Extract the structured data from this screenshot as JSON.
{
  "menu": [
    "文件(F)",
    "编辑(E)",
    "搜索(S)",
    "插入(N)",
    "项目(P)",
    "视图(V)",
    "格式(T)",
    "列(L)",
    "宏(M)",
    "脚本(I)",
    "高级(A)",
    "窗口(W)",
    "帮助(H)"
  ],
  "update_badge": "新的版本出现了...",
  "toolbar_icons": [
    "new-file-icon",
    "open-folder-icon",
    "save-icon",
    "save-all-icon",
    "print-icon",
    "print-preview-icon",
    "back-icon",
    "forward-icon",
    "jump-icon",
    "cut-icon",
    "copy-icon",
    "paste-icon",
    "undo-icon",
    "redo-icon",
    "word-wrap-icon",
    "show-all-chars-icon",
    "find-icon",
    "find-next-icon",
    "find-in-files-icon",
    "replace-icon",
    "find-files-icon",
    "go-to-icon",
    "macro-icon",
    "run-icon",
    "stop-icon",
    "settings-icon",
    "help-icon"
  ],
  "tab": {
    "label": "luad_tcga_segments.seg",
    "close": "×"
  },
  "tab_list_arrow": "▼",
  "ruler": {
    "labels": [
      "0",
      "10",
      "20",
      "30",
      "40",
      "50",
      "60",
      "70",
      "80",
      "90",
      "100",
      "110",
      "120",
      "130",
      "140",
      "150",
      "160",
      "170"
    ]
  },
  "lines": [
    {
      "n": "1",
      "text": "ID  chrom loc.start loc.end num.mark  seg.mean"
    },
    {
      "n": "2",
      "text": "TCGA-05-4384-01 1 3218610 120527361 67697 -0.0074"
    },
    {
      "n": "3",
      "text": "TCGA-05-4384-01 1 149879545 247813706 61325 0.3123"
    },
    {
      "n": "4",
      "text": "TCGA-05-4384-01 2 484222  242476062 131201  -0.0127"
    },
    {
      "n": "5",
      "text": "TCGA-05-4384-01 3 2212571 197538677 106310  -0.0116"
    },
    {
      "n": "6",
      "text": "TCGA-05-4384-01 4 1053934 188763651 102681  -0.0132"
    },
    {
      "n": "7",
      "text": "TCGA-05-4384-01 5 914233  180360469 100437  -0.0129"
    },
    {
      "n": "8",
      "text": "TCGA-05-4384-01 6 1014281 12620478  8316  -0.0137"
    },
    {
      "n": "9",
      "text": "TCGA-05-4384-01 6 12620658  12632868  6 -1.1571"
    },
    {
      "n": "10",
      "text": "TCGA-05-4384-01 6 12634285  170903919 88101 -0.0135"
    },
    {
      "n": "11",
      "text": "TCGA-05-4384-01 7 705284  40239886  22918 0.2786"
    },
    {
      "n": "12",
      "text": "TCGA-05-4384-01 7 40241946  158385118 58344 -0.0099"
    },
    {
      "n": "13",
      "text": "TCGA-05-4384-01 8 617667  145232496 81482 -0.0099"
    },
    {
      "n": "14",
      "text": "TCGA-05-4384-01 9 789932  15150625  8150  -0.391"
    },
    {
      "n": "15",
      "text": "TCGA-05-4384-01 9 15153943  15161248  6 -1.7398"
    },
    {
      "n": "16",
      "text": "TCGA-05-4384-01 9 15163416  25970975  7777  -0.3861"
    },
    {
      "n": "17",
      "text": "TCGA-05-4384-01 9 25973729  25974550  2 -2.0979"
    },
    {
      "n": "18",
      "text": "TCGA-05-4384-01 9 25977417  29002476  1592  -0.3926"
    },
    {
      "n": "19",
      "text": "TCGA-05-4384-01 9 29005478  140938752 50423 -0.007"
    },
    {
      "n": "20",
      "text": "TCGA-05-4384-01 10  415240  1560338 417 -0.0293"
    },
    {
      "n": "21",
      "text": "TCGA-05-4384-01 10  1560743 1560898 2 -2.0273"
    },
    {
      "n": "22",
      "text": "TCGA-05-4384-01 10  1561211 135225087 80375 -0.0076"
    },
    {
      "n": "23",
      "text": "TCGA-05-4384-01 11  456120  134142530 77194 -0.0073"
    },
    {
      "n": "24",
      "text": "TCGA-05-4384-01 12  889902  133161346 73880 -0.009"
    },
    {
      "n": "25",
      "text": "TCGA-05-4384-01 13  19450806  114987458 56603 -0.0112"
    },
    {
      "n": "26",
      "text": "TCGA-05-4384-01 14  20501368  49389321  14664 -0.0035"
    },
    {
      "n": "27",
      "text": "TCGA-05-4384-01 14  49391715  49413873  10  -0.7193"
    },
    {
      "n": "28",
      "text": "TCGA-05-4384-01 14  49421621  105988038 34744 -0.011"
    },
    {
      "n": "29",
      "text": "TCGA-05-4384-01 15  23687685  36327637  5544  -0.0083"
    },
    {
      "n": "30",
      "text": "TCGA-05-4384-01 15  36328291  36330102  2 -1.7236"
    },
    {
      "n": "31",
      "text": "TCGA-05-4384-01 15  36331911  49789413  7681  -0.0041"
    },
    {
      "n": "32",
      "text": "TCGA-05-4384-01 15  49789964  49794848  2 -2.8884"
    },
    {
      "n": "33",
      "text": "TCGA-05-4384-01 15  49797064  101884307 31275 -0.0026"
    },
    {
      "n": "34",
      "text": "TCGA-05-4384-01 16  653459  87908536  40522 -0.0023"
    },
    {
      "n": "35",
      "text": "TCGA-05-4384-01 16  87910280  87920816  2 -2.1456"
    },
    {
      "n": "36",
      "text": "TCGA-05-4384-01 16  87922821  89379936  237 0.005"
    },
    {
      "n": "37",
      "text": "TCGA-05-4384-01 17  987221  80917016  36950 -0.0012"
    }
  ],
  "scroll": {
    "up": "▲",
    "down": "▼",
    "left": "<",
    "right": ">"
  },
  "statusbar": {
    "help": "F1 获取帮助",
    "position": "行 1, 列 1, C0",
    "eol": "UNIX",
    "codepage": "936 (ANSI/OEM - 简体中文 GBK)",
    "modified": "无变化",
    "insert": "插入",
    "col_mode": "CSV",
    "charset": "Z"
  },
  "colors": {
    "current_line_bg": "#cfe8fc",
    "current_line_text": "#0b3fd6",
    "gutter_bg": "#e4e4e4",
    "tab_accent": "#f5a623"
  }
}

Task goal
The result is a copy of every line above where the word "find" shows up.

Response area
    "find-icon",
    "find-next-icon",
    "find-in-files-icon",
    "find-files-icon",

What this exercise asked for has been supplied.